[Component data from apps and pages]
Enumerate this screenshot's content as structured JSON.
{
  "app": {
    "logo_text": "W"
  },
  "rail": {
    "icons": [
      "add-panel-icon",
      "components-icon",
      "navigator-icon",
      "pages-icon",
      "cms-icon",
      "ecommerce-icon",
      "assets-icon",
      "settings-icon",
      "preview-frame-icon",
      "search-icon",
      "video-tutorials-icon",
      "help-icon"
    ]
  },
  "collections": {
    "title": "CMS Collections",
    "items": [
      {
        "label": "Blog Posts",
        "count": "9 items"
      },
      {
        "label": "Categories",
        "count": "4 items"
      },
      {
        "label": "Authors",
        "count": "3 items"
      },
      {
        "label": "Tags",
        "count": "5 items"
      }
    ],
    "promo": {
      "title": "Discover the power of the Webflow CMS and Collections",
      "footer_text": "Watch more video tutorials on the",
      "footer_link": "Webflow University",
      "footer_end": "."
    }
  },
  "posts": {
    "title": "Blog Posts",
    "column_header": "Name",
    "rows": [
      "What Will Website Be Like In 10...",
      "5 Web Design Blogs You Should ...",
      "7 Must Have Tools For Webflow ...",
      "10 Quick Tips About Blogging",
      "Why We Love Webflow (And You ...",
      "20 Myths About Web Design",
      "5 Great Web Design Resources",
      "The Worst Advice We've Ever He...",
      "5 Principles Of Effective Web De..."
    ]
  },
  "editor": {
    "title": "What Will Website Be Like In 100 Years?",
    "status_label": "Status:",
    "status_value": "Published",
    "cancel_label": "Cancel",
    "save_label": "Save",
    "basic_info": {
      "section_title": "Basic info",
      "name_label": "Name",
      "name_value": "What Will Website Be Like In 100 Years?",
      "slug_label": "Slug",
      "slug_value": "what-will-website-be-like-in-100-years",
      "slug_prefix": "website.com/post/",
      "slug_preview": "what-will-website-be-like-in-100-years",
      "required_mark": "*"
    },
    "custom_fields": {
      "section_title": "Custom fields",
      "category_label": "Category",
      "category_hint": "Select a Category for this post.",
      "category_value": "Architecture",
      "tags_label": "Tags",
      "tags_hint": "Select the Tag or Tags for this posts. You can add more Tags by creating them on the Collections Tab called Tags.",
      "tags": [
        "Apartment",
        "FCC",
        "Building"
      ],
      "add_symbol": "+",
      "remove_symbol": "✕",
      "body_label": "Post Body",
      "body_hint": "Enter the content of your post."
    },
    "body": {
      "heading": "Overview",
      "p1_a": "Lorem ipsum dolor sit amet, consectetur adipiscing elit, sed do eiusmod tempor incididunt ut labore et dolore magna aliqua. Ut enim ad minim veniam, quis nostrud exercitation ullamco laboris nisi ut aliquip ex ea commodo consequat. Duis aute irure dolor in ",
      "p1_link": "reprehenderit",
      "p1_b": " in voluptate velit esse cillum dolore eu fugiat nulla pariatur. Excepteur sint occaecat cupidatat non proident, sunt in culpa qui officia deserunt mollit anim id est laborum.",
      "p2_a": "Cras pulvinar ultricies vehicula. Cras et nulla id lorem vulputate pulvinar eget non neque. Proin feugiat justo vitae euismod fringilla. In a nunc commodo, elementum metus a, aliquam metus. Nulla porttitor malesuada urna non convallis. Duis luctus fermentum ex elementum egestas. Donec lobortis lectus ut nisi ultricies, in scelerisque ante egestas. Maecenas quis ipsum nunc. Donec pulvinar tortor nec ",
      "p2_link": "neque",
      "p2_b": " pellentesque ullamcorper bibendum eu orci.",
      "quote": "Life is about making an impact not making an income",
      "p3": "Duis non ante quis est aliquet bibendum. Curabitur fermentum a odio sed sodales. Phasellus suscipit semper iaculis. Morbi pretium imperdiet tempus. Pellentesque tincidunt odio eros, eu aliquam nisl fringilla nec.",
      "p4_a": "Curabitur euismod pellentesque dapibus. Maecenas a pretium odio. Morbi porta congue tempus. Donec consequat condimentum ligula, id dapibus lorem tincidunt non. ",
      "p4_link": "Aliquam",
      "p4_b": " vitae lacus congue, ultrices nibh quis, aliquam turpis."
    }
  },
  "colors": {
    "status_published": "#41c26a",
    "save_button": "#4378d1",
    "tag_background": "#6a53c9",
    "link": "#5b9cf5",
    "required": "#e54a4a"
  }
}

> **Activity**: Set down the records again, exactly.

> **Task solution**:
Enumerate this screenshot's content as structured JSON.
{
  "app": {
    "logo_text": "W"
  },
  "rail": {
    "icons": [
      "add-panel-icon",
      "components-icon",
      "navigator-icon",
      "pages-icon",
      "cms-icon",
      "ecommerce-icon",
      "assets-icon",
      "settings-icon",
      "preview-frame-icon",
      "search-icon",
      "video-tutorials-icon",
      "help-icon"
    ]
  },
  "collections": {
    "title": "CMS Collections",
    "items": [
      {
        "label": "Blog Posts",
        "count": "9 items"
      },
      {
        "label": "Categories",
        "count": "4 items"
      },
      {
        "label": "Authors",
        "count": "3 items"
      },
      {
        "label": "Tags",
        "count": "5 items"
      }
    ],
    "promo": {
      "title": "Discover the power of the Webflow CMS and Collections",
      "footer_text": "Watch more video tutorials on the",
      "footer_link": "Webflow University",
      "footer_end": "."
    }
  },
  "posts": {
    "title": "Blog Posts",
    "column_header": "Name",
    "rows": [
      "What Will Website Be Like In 10...",
      "5 Web Design Blogs You Should ...",
      "7 Must Have Tools For Webflow ...",
      "10 Quick Tips About Blogging",
      "Why We Love Webflow (And You ...",
      "20 Myths About Web Design",
      "5 Great Web Design Resources",
      "The Worst Advice We've Ever He...",
      "5 Principles Of Effective Web De..."
    ]
  },
  "editor": {
    "title": "What Will Website Be Like In 100 Years?",
    "status_label": "Status:",
    "status_value": "Published",
    "cancel_label": "Cancel",
    "save_label": "Save",
    "basic_info": {
      "section_title": "Basic info",
      "name_label": "Name",
      "name_value": "What Will Website Be Like In 100 Years?",
      "slug_label": "Slug",
      "slug_value": "what-will-website-be-like-in-100-years",
      "slug_prefix": "website.com/post/",
      "slug_preview": "what-will-website-be-like-in-100-years",
      "required_mark": "*"
    },
    "custom_fields": {
      "section_title": "Custom fields",
      "category_label": "Category",
      "category_hint": "Select a Category for this post.",
      "category_value": "Architecture",
      "tags_label": "Tags",
      "tags_hint": "Select the Tag or Tags for this posts. You can add more Tags by creating them on the Collections Tab called Tags.",
      "tags": [
        "Apartment",
        "FCC",
        "Building"
      ],
      "add_symbol": "+",
      "remove_symbol": "✕",
      "body_label": "Post Body",
      "body_hint": "Enter the content of your post."
    },
    "body": {
      "heading": "Overview",
      "p1_a": "Lorem ipsum dolor sit amet, consectetur adipiscing elit, sed do eiusmod tempor incididunt ut labore et dolore magna aliqua. Ut enim ad minim veniam, quis nostrud exercitation ullamco laboris nisi ut aliquip ex ea commodo consequat. Duis aute irure dolor in ",
      "p1_link": "reprehenderit",
      "p1_b": " in voluptate velit esse cillum dolore eu fugiat nulla pariatur. Excepteur sint occaecat cupidatat non proident, sunt in culpa qui officia deserunt mollit anim id est laborum.",
      "p2_a": "Cras pulvinar ultricies vehicula. Cras et nulla id lorem vulputate pulvinar eget non neque. Proin feugiat justo vitae euismod fringilla. In a nunc commodo, elementum metus a, aliquam metus. Nulla porttitor malesuada urna non convallis. Duis luctus fermentum ex elementum egestas. Donec lobortis lectus ut nisi ultricies, in scelerisque ante egestas. Maecenas quis ipsum nunc. Donec pulvinar tortor nec ",
      "p2_link": "neque",
      "p2_b": " pellentesque ullamcorper bibendum eu orci.",
      "quote": "Life is about making an impact not making an income",
      "p3": "Duis non ante quis est aliquet bibendum. Curabitur fermentum a odio sed sodales. Phasellus suscipit semper iaculis. Morbi pretium imperdiet tempus. Pellentesque tincidunt odio eros, eu aliquam nisl fringilla nec.",
      "p4_a": "Curabitur euismod pellentesque dapibus. Maecenas a pretium odio. Morbi porta congue tempus. Donec consequat condimentum ligula, id dapibus lorem tincidunt non. ",
      "p4_link": "Aliquam",
      "p4_b": " vitae lacus congue, ultrices nibh quis, aliquam turpis."
    }
  },
  "colors": {
    "status_published": "#41c26a",
    "save_button": "#4378d1",
    "tag_background": "#6a53c9",
    "link": "#5b9cf5",
    "required": "#e54a4a"
  }
}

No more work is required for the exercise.